At iACT, we believe that measurement of our programs is a critical component to achieving quality and meaningful impact. With data, we are able to know what we should be replicating, where we should make adjustments, and what learnings to disseminate.
Maintaining a community-based model, iACT trains and employs a refugee assessment team of men and women to lead and conduct the assessment in their community. The assessment team is trained on assessment processes, interview techniques, and styles, response documentation, and the UNICEF standards on anthropometry. During training and pre-testing, the team ensures that each survey question is correctly interpreted for their community.
The assessment survey was designed by Dr. Nathan Jones from the University of Wisconsin Survey Center.

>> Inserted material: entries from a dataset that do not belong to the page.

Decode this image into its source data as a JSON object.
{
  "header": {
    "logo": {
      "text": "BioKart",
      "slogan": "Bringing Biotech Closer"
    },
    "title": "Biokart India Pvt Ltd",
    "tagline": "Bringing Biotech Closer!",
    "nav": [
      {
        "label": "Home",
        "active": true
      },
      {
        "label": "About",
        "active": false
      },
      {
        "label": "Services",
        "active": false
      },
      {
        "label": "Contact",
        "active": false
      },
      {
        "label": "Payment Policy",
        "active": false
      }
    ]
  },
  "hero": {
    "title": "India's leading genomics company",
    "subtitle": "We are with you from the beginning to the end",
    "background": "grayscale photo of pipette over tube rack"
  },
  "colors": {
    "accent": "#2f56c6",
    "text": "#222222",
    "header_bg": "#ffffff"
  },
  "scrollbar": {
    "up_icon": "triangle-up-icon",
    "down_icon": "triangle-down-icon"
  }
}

The survey consists of various validated questions from early childhood development surveys and the UNICEF Multiple Indicator Cluster Survey (MICS).
In 2014, after a one-year period, our assessment found that Little Ripples improved the physical, social-emotional health, and cognitive development of children attending the school. Please view our 2014 Assessment Report for more information.
However, the evaluation also found that the increasing food insecurity in the camps is impacting the health and welfare of Little Ripples students. Click here to learn more about food insecurity in eastern Chad.
In 2015, iACT completed its 2nd annual Little Ripples assessment of children ages three to five in refugee camp Goz Amer. The report provides an overview of our approach, key results, and next steps as iACT looks to expand Little Ripples. Check out our Little Ripples 2015 Assessment report for more details.